Restate the records word for word. Include no pictures.

Dataset records START

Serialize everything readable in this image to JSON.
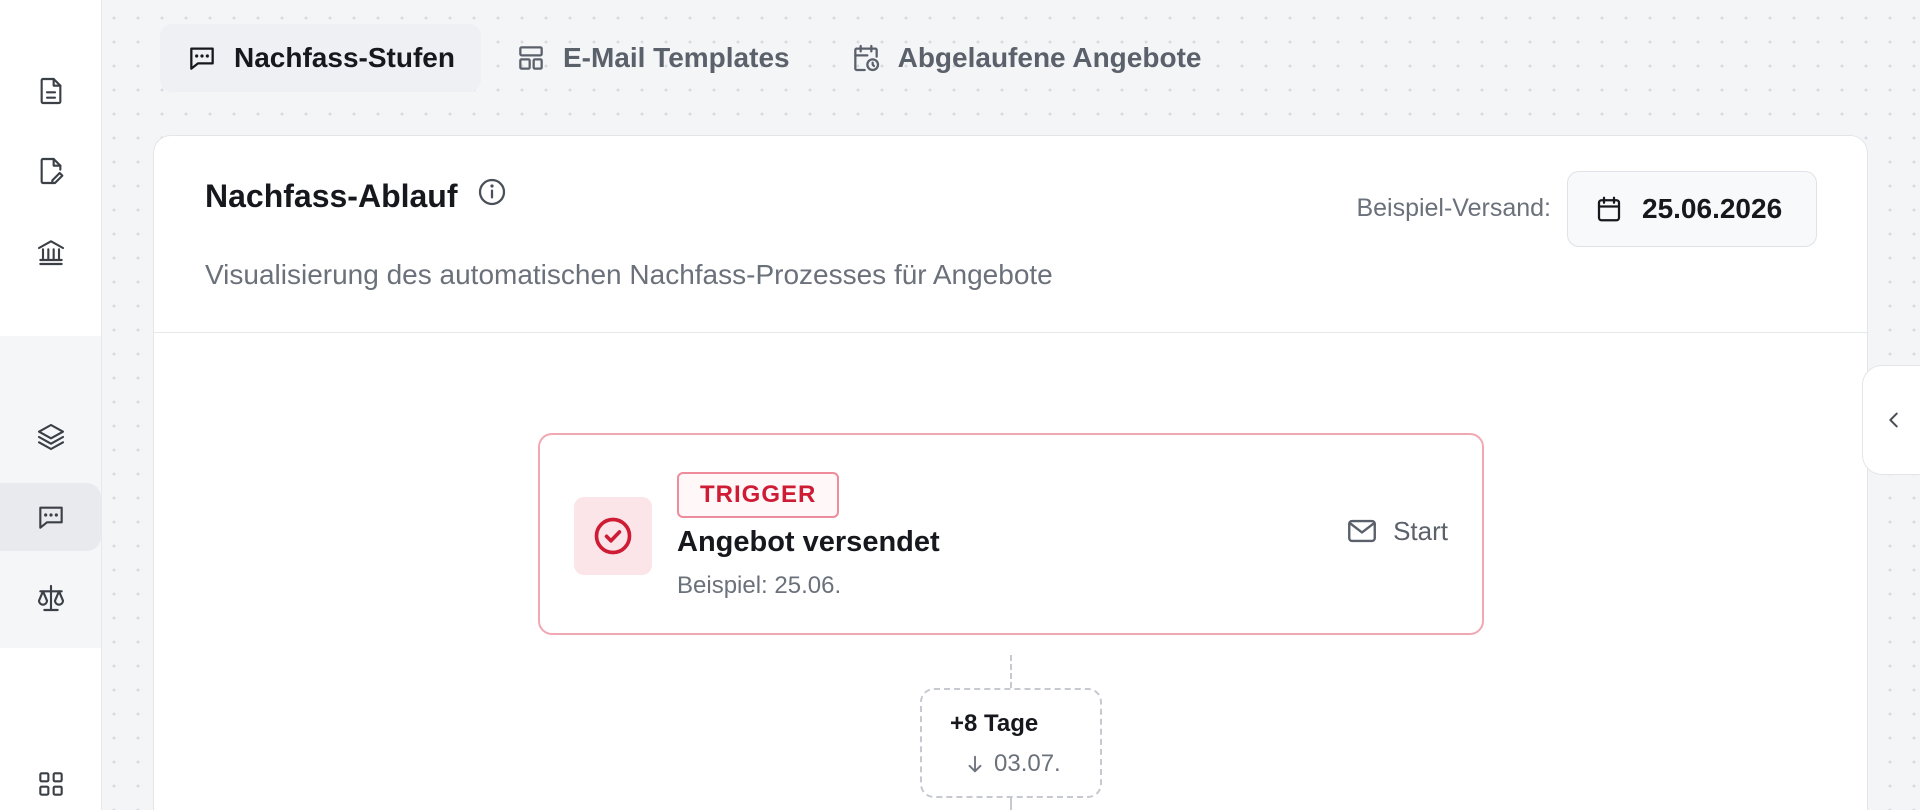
{
  "sidebar": {
    "icons": [
      "document-icon",
      "document-edit-icon",
      "bank-icon",
      "layers-icon",
      "message-square-icon",
      "scale-icon",
      "grid-icon"
    ],
    "active": "message-square-icon"
  },
  "tabs": [
    {
      "label": "Nachfass-Stufen",
      "icon": "message-square-icon",
      "active": true
    },
    {
      "label": "E-Mail Templates",
      "icon": "layout-template-icon",
      "active": false
    },
    {
      "label": "Abgelaufene Angebote",
      "icon": "calendar-clock-icon",
      "active": false
    }
  ],
  "card": {
    "title": "Nachfass-Ablauf",
    "subtitle": "Visualisierung des automatischen Nachfass-Prozesses für Angebote",
    "send_label": "Beispiel-Versand:",
    "send_date": "25.06.2026"
  },
  "trigger": {
    "badge": "TRIGGER",
    "title": "Angebot versendet",
    "subtitle": "Beispiel: 25.06.",
    "action": "Start"
  },
  "delay": {
    "title": "+8 Tage",
    "date": "03.07."
  },
  "colors": {
    "accent_red": "#cf1c35",
    "trigger_border": "#f1a8b3",
    "badge_bg": "#fbe5e8"
  }
}
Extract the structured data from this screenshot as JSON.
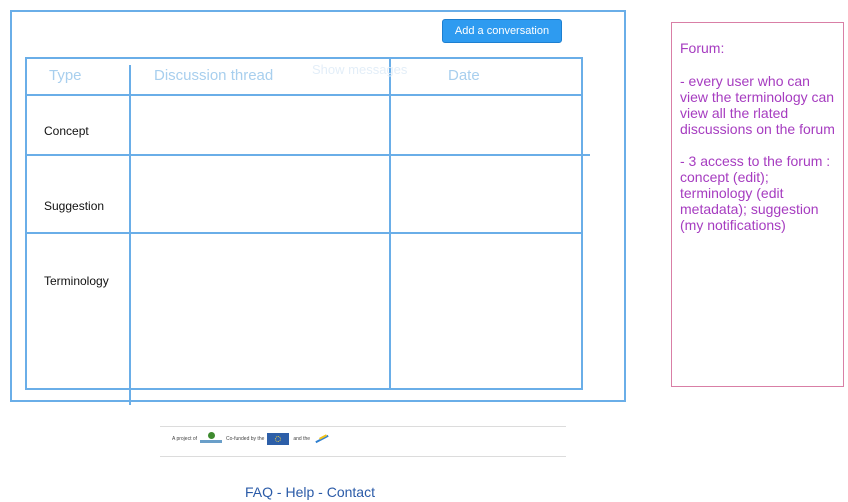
{
  "toolbar": {
    "add_conversation_label": "Add a conversation"
  },
  "table": {
    "headers": [
      "Type",
      "Discussion thread",
      "Date"
    ],
    "ghost_header": "Show messages",
    "rows": [
      "Concept",
      "Suggestion",
      "Terminology"
    ]
  },
  "note": {
    "title": "Forum:",
    "paragraphs": [
      "- every user who can view the terminology can view all the rlated discussions on the forum",
      "- 3 access to the forum : concept (edit); terminology (edit metadata); suggestion (my notifications)"
    ]
  },
  "footer": {
    "credits": [
      "A project of",
      "Co-funded by the",
      "and the"
    ],
    "links": [
      "FAQ",
      "Help",
      "Contact"
    ],
    "separator": " - "
  },
  "colors": {
    "frame": "#6aaee8",
    "button": "#2e9bf0",
    "note_text": "#a63cc0",
    "note_border": "#d97fa6",
    "links": "#2b5ba8"
  }
}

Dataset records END

**Exercise output:**
Serialize everything readable in this image to JSON.
{
  "sidebar": {
    "icons": [
      "document-icon",
      "document-edit-icon",
      "bank-icon",
      "layers-icon",
      "message-square-icon",
      "scale-icon",
      "grid-icon"
    ],
    "active": "message-square-icon"
  },
  "tabs": [
    {
      "label": "Nachfass-Stufen",
      "icon": "message-square-icon",
      "active": true
    },
    {
      "label": "E-Mail Templates",
      "icon": "layout-template-icon",
      "active": false
    },
    {
      "label": "Abgelaufene Angebote",
      "icon": "calendar-clock-icon",
      "active": false
    }
  ],
  "card": {
    "title": "Nachfass-Ablauf",
    "subtitle": "Visualisierung des automatischen Nachfass-Prozesses für Angebote",
    "send_label": "Beispiel-Versand:",
    "send_date": "25.06.2026"
  },
  "trigger": {
    "badge": "TRIGGER",
    "title": "Angebot versendet",
    "subtitle": "Beispiel: 25.06.",
    "action": "Start"
  },
  "delay": {
    "title": "+8 Tage",
    "date": "03.07."
  },
  "colors": {
    "accent_red": "#cf1c35",
    "trigger_border": "#f1a8b3",
    "badge_bg": "#fbe5e8"
  }
}
Extract the structured data from this screenshot as JSON.
{
  "toolbar": {
    "add_conversation_label": "Add a conversation"
  },
  "table": {
    "headers": [
      "Type",
      "Discussion thread",
      "Date"
    ],
    "ghost_header": "Show messages",
    "rows": [
      "Concept",
      "Suggestion",
      "Terminology"
    ]
  },
  "note": {
    "title": "Forum:",
    "paragraphs": [
      "- every user who can view the terminology can view all the rlated discussions on the forum",
      "- 3 access to the forum : concept (edit); terminology (edit metadata); suggestion (my notifications)"
    ]
  },
  "footer": {
    "credits": [
      "A project of",
      "Co-funded by the",
      "and the"
    ],
    "links": [
      "FAQ",
      "Help",
      "Contact"
    ],
    "separator": " - "
  },
  "colors": {
    "frame": "#6aaee8",
    "button": "#2e9bf0",
    "note_text": "#a63cc0",
    "note_border": "#d97fa6",
    "links": "#2b5ba8"
  }
}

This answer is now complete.